To be fair I wasn’t expecting any major changes with Photoshop as the Pro Pen 3D is more geared towards 3D applications, as the name suggests.
Now onto 3D and what the pen was designed for and I had a few ideas on how to configure the Pro Pen 3D with Maya to help speed up my work flow. By default, the buttons are configured to emulate Solidworks navigation controls as they are most widely used.
So, working your way from the tip, you have Tumble, Pan/Zoom and Right Click.
These didn’t work for me. The zoom element was clunky and only worked when moving the pen vertically. I instead set them to Middle Click and Right Click, as I did with the Pro Pen 2 but the third higher button is now used to combine Shift, Control and Right click to bring up one of the context sensitive marking menus. In this instance its easier to press this one button on the pen that try and press two express keys.
I decided on this configuration because I am already comfortable with working with Alt as an express key, so I can quickly toggle Alt and then use the buttons on the pen to navigate in a much better way.
To be honest I am still experimenting with the best option for the third button, but I am finding that I am using it more and bringing it into my workflow. The problem with Maya is its still a keyboard heavy application so you won’t be replacing it with the Pro Pen 3D. What it does give you is an additional convenient button to assign a common task to, which will save time in the long run.
This is where I felt the Pro Pen 3D really came into its own.
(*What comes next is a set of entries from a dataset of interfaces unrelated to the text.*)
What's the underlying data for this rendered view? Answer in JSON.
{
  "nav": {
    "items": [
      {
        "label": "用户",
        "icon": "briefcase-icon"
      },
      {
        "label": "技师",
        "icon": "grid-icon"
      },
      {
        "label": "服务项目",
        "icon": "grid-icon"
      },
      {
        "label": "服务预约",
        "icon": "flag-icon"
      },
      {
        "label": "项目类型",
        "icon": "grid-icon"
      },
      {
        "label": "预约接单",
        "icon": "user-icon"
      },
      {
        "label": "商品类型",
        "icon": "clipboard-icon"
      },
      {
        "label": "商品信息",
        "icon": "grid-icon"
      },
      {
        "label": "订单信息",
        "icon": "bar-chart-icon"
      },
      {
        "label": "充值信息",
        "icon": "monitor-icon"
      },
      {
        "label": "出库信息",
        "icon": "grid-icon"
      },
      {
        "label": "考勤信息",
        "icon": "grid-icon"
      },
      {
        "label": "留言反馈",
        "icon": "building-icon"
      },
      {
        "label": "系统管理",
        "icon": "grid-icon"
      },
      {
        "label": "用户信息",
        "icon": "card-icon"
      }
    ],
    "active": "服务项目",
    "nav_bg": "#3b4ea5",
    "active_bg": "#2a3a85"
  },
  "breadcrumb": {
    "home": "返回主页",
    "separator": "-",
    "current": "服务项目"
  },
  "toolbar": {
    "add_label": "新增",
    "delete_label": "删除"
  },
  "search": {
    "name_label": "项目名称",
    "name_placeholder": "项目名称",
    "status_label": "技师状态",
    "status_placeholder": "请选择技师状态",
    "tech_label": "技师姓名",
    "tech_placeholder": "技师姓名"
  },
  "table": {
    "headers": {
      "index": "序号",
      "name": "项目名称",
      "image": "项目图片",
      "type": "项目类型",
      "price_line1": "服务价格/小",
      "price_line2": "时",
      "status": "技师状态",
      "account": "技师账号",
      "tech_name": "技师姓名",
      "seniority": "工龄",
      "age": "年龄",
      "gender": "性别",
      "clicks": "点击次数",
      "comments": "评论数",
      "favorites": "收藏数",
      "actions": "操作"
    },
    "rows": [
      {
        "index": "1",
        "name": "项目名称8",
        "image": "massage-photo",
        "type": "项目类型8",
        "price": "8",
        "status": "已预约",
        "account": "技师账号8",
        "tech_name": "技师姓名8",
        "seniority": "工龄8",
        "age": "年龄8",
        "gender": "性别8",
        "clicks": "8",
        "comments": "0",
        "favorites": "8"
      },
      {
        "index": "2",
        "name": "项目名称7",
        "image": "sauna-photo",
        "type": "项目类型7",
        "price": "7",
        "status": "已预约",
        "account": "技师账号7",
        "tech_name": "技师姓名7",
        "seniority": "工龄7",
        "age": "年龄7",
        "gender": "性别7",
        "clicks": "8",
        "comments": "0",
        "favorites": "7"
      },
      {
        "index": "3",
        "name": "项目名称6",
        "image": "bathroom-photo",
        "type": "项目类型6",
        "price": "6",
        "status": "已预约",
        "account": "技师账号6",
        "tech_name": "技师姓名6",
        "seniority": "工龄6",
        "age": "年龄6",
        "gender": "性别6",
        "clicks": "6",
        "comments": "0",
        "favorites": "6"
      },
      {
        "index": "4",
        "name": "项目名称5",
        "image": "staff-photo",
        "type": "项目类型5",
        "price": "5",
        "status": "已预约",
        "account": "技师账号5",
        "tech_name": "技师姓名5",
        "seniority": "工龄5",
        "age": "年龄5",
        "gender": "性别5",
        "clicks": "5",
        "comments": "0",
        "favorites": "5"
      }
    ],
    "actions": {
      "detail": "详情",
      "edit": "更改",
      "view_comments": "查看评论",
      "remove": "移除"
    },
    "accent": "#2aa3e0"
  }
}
Previously I had my pen setup with Alt and Space on the buttons, so I could navigate the scene, invert my stroke and get quick access to brush size etc. through the quick window.
With the Pro Pen 3D I assigned the extra button to “b” to bring up the brushes panel which actually saved me a lot of time. I know it seems silly as you could just move up to the brushes button but there is a physical disconnect from what you’re working on. You break concentration to find the button and then select a brush.
I found moving it to the pen was less distracting and I could keep focused.
The last of the main applications I wanted to test as I use this more now to texture my models than anything else. I though this would be an ideal test for the pen as it’s a combination of 3D and painting.
Again, the default configuration wasn’t working for me, so I adopted a similar one to Maya being Middle Click and Right Click but changing the third button to Shift + Right Click to adjust the lighting in the scene. Something I do often to check the model and textures.
So again, this did help to speed up my workflow, even in a small way.
Should You Invest?
Its always difficult to recommend a device which is so personal to the user. Everyone needs their pen to work in a different way and to be configured how they want it so what’s good for one artist may not be for another.
I was initially sceptical about the Pro Pen 3D. I already use the Express Keys to access most of my tasks so didn’t feel like I needed an extra button to help me navigate in 3D. However, what I discovered was a device I didn’t realise I needed until I had one. It’s a device you must invest in, not just with money but time.
It’s so much more comfortable to hold than the Pro Pen 2 but when you first use it you may not like it. You need to give it time to grow on you, to settle into your workflow and become a part of the routine. You will also need to experiment with the ideal configuration for you.
So, should you upgrade? I would say if you’re a 2D artist then maybe not, well, not unless you want that extra comfort and feel the need for an extra button. What if you’re a 3D artist? This is a tough one…£90 is a lot to spend if you are already happy with the Pro Pen 2.
If you primarily work with a device like the MobileStudio Pro each day then I think it’s an upgrade you should invest in. Initially it won’t feel like its worth the expense but gradually, over time you could find it becomes an essential part of your toolset.
Although Wacom supplied the device for me to test, the opinions offered in this review are my own.